[[ Information shown open ]]

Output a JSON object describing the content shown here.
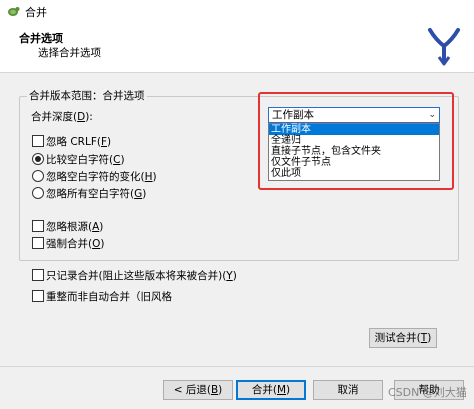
{
  "window": {
    "title": "合并"
  },
  "header": {
    "title": "合并选项",
    "subtitle": "选择合并选项"
  },
  "group": {
    "title": "合并版本范围：合并选项",
    "depth_label": "合并深度(",
    "depth_key": "D",
    "depth_suffix": "):",
    "combo_value": "工作副本",
    "dropdown_options": [
      "工作副本",
      "全递归",
      "直接子节点，包含文件夹",
      "仅文件子节点",
      "仅此项"
    ]
  },
  "options": {
    "ignore_crlf": {
      "text": "忽略 CRLF(",
      "key": "F",
      "suffix": ")",
      "checked": false
    },
    "whitespace": [
      {
        "text": "比较空白字符(",
        "key": "C",
        "suffix": ")",
        "checked": true
      },
      {
        "text": "忽略空白字符的变化(",
        "key": "H",
        "suffix": ")",
        "checked": false
      },
      {
        "text": "忽略所有空白字符(",
        "key": "G",
        "suffix": ")",
        "checked": false
      }
    ],
    "ignore_ancestry": {
      "text": "忽略根源(",
      "key": "A",
      "suffix": ")",
      "checked": false
    },
    "force_merge": {
      "text": "强制合并(",
      "key": "O",
      "suffix": ")",
      "checked": false
    },
    "record_only": {
      "text": "只记录合并(阻止这些版本将来被合并)(",
      "key": "Y",
      "suffix": ")",
      "checked": false
    },
    "reintegrate": {
      "text": "重整而非自动合并（旧风格",
      "checked": false
    }
  },
  "buttons": {
    "test_merge": {
      "text": "测试合并(",
      "key": "T",
      "suffix": ")"
    },
    "back": {
      "text": "< 后退(",
      "key": "B",
      "suffix": ")"
    },
    "merge": {
      "text": "合并(",
      "key": "M",
      "suffix": ")"
    },
    "cancel": "取消",
    "help": "帮助"
  },
  "watermark": "CSDN @刘大猫",
  "colors": {
    "accent": "#0078d7",
    "highlight_border": "#e53333",
    "logo": "#2d4fa8"
  },
  "icons": {
    "app": "tortoise-icon",
    "logo": "merge-arrows-logo",
    "combo": "chevron-down-icon"
  }
}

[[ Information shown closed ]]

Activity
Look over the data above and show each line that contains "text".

Response to the exercise
      "text": "忽略 CRLF(",
        "text": "比较空白字符(",
        "text": "忽略空白字符的变化(",
        "text": "忽略所有空白字符(",
      "text": "忽略根源(",
      "text": "强制合并(",
      "text": "只记录合并(阻止这些版本将来被合并)(",
      "text": "重整而非自动合并（旧风格",
      "text": "测试合并(",
      "text": "< 后退(",
      "text": "合并(",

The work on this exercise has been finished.